Data supplied section start

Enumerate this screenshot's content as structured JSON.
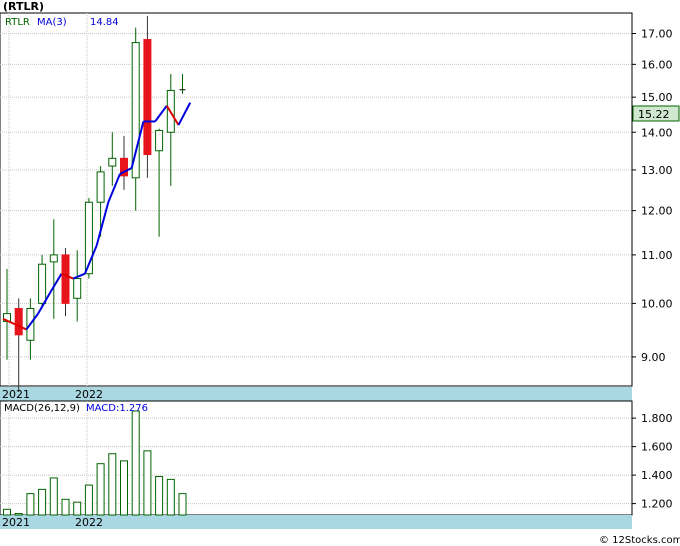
{
  "title": "(RTLR)",
  "legend": {
    "ticker": "RTLR",
    "ma_label": "MA(3)",
    "ma_value": "14.84"
  },
  "last_price_label": "15.22",
  "macd_header": {
    "params": "MACD(26,12,9)",
    "value_label": "MACD:1.276"
  },
  "footer": "© 12Stocks.com",
  "colors": {
    "up_body": "#ffffff",
    "up_outline": "#006400",
    "down_body": "#e8141c",
    "ma_up": "#0000dd",
    "ma_down": "#dd0000",
    "macd_bar": "#006400",
    "date_band": "#aad8e2",
    "price_tag_bg": "#cfe8cf"
  },
  "chart_data": [
    {
      "type": "candlestick",
      "title": "(RTLR)",
      "x_labels": [
        "2021",
        "2022"
      ],
      "y_ticks": [
        "9.00",
        "10.00",
        "11.00",
        "12.00",
        "13.00",
        "14.00",
        "15.00",
        "16.00",
        "17.00"
      ],
      "y_scale": "log",
      "ylim": [
        8.5,
        17.7
      ],
      "grid": true,
      "candles": [
        {
          "o": 9.65,
          "h": 10.7,
          "l": 8.95,
          "c": 9.8
        },
        {
          "o": 9.9,
          "h": 10.1,
          "l": 8.4,
          "c": 9.4
        },
        {
          "o": 9.3,
          "h": 10.1,
          "l": 8.95,
          "c": 9.9
        },
        {
          "o": 10.0,
          "h": 11.0,
          "l": 9.9,
          "c": 10.8
        },
        {
          "o": 10.85,
          "h": 11.8,
          "l": 9.7,
          "c": 11.0
        },
        {
          "o": 11.0,
          "h": 11.15,
          "l": 9.75,
          "c": 10.0
        },
        {
          "o": 10.1,
          "h": 11.1,
          "l": 9.65,
          "c": 10.5
        },
        {
          "o": 10.6,
          "h": 12.3,
          "l": 10.5,
          "c": 12.2
        },
        {
          "o": 12.2,
          "h": 13.1,
          "l": 11.4,
          "c": 12.95
        },
        {
          "o": 13.1,
          "h": 14.0,
          "l": 12.6,
          "c": 13.3
        },
        {
          "o": 13.3,
          "h": 13.9,
          "l": 12.5,
          "c": 12.85
        },
        {
          "o": 12.8,
          "h": 17.2,
          "l": 12.0,
          "c": 16.7
        },
        {
          "o": 16.8,
          "h": 17.6,
          "l": 12.8,
          "c": 13.4
        },
        {
          "o": 13.5,
          "h": 14.1,
          "l": 11.4,
          "c": 14.05
        },
        {
          "o": 14.0,
          "h": 15.7,
          "l": 12.6,
          "c": 15.2
        },
        {
          "o": 15.22,
          "h": 15.7,
          "l": 15.1,
          "c": 15.22
        }
      ],
      "ma3": [
        9.7,
        9.6,
        9.5,
        9.8,
        10.2,
        10.6,
        10.5,
        10.6,
        11.2,
        12.2,
        12.9,
        13.05,
        14.3,
        14.3,
        14.75,
        14.2,
        14.84
      ]
    },
    {
      "type": "bar",
      "title": "MACD(26,12,9)",
      "x_labels": [
        "2021",
        "2022"
      ],
      "y_ticks": [
        "1.200",
        "1.400",
        "1.600",
        "1.800"
      ],
      "ylim": [
        1.12,
        1.92
      ],
      "values": [
        1.16,
        1.13,
        1.27,
        1.3,
        1.38,
        1.23,
        1.21,
        1.33,
        1.48,
        1.55,
        1.5,
        1.85,
        1.57,
        1.39,
        1.37,
        1.27
      ],
      "last_value": 1.276
    }
  ]
}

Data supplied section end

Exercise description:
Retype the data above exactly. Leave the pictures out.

Task answer:
Enumerate this screenshot's content as structured JSON.
{
  "title": "(RTLR)",
  "legend": {
    "ticker": "RTLR",
    "ma_label": "MA(3)",
    "ma_value": "14.84"
  },
  "last_price_label": "15.22",
  "macd_header": {
    "params": "MACD(26,12,9)",
    "value_label": "MACD:1.276"
  },
  "footer": "© 12Stocks.com",
  "colors": {
    "up_body": "#ffffff",
    "up_outline": "#006400",
    "down_body": "#e8141c",
    "ma_up": "#0000dd",
    "ma_down": "#dd0000",
    "macd_bar": "#006400",
    "date_band": "#aad8e2",
    "price_tag_bg": "#cfe8cf"
  },
  "chart_data": [
    {
      "type": "candlestick",
      "title": "(RTLR)",
      "x_labels": [
        "2021",
        "2022"
      ],
      "y_ticks": [
        "9.00",
        "10.00",
        "11.00",
        "12.00",
        "13.00",
        "14.00",
        "15.00",
        "16.00",
        "17.00"
      ],
      "y_scale": "log",
      "ylim": [
        8.5,
        17.7
      ],
      "grid": true,
      "candles": [
        {
          "o": 9.65,
          "h": 10.7,
          "l": 8.95,
          "c": 9.8
        },
        {
          "o": 9.9,
          "h": 10.1,
          "l": 8.4,
          "c": 9.4
        },
        {
          "o": 9.3,
          "h": 10.1,
          "l": 8.95,
          "c": 9.9
        },
        {
          "o": 10.0,
          "h": 11.0,
          "l": 9.9,
          "c": 10.8
        },
        {
          "o": 10.85,
          "h": 11.8,
          "l": 9.7,
          "c": 11.0
        },
        {
          "o": 11.0,
          "h": 11.15,
          "l": 9.75,
          "c": 10.0
        },
        {
          "o": 10.1,
          "h": 11.1,
          "l": 9.65,
          "c": 10.5
        },
        {
          "o": 10.6,
          "h": 12.3,
          "l": 10.5,
          "c": 12.2
        },
        {
          "o": 12.2,
          "h": 13.1,
          "l": 11.4,
          "c": 12.95
        },
        {
          "o": 13.1,
          "h": 14.0,
          "l": 12.6,
          "c": 13.3
        },
        {
          "o": 13.3,
          "h": 13.9,
          "l": 12.5,
          "c": 12.85
        },
        {
          "o": 12.8,
          "h": 17.2,
          "l": 12.0,
          "c": 16.7
        },
        {
          "o": 16.8,
          "h": 17.6,
          "l": 12.8,
          "c": 13.4
        },
        {
          "o": 13.5,
          "h": 14.1,
          "l": 11.4,
          "c": 14.05
        },
        {
          "o": 14.0,
          "h": 15.7,
          "l": 12.6,
          "c": 15.2
        },
        {
          "o": 15.22,
          "h": 15.7,
          "l": 15.1,
          "c": 15.22
        }
      ],
      "ma3": [
        9.7,
        9.6,
        9.5,
        9.8,
        10.2,
        10.6,
        10.5,
        10.6,
        11.2,
        12.2,
        12.9,
        13.05,
        14.3,
        14.3,
        14.75,
        14.2,
        14.84
      ]
    },
    {
      "type": "bar",
      "title": "MACD(26,12,9)",
      "x_labels": [
        "2021",
        "2022"
      ],
      "y_ticks": [
        "1.200",
        "1.400",
        "1.600",
        "1.800"
      ],
      "ylim": [
        1.12,
        1.92
      ],
      "values": [
        1.16,
        1.13,
        1.27,
        1.3,
        1.38,
        1.23,
        1.21,
        1.33,
        1.48,
        1.55,
        1.5,
        1.85,
        1.57,
        1.39,
        1.37,
        1.27
      ],
      "last_value": 1.276
    }
  ]
}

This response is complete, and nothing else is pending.